"To me it is clear that currently our local authority is too small to be truly effective. We already coordinate NHS, fire and police services across a larger geographical footprint than our city, so why can we not do the same for local government?"

Mr Sturdy says the city council has 'allocated an ample share of their communication budget – or residents’ council tax money – on promoting only one option available for devolution, which would effectively mean no change to York'.

"I will therefore take the chance to ...promote the other option, which I feel has the potential to solve many longstanding issues affecting our city while cashing in on the full potential of devolution," he says.

"I favour the East-West model which would halve the county of North Yorkshire to create two unitary authorities with a roughly equal population and economy. It would allow us to streamline services and deliver a minimum of £33 million in savings, which could be passed on to residents."

Responding to Mr Sturdy's comments, council leader Keith Aspden said today that the model supported by the MP, which was put forward by North Yorkshire's district councils, would involve 'merging York into a distant and undemocratic council, stretching from the outskirts of Redcar and Cleveland to those of Doncaster, along the east coast'.

"This council would be 65 miles north to south and 45 miles east to west," he said. "A council such as this would centralise decision-making, remove local accountability and weaken local community engagement in York. To suggest that a council covering such a huge geographical area, across wide varieties of disparate communities, would retain accountability to local people defies logic."

Cllr Aspden added: "Contrary to claims that an East-West council proposal would involve budget savings and provide better value for taxpayer’s money, it would actually, according to an international accountancy firm, lead to an increase in council tax of £117 for a Band D property.

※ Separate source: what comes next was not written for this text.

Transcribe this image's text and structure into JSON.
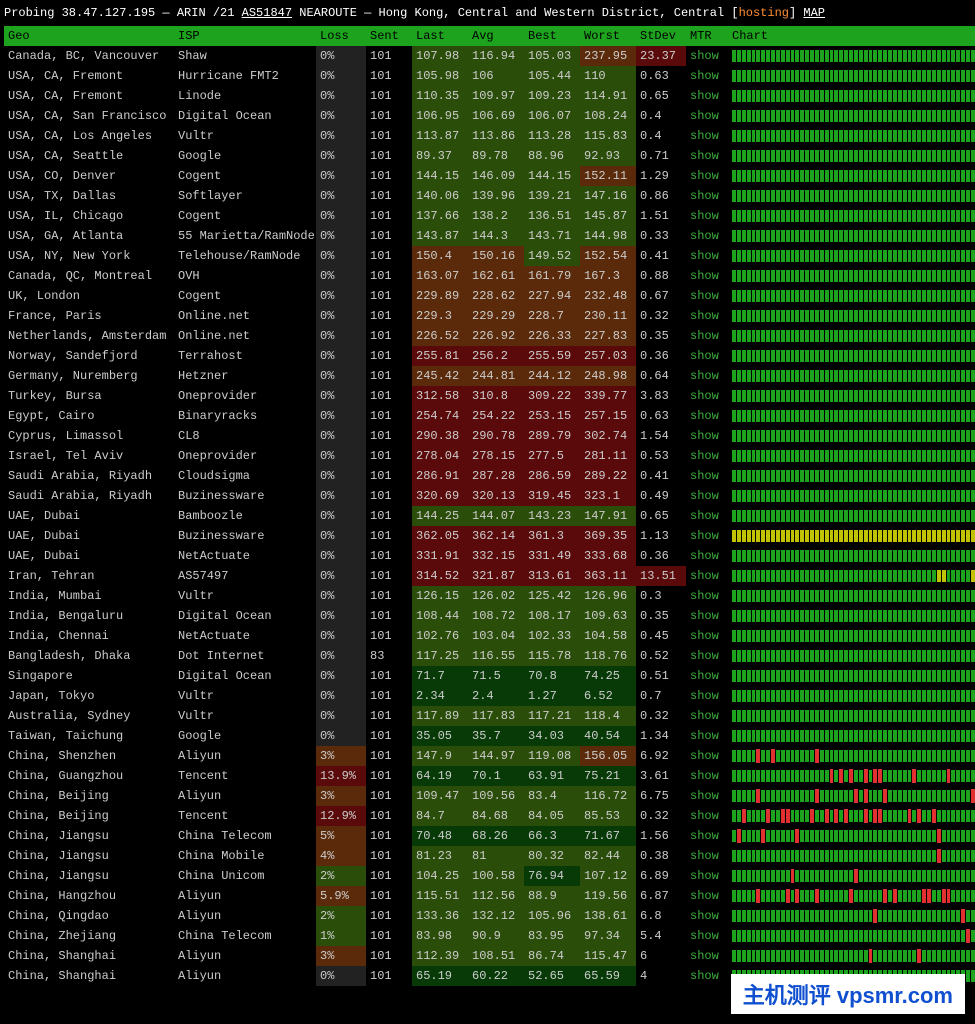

"On top of this, resources would inevitably be diverted away from York to subsidise services being delivered in more expensive rural and coastal communities. York's residents would simply end up paying more to receive less. "In the midst of an international pandemic, it makes more sense to back proposals that cause as little disruption as possible to allow councils to concentrate on recovery at this critical time."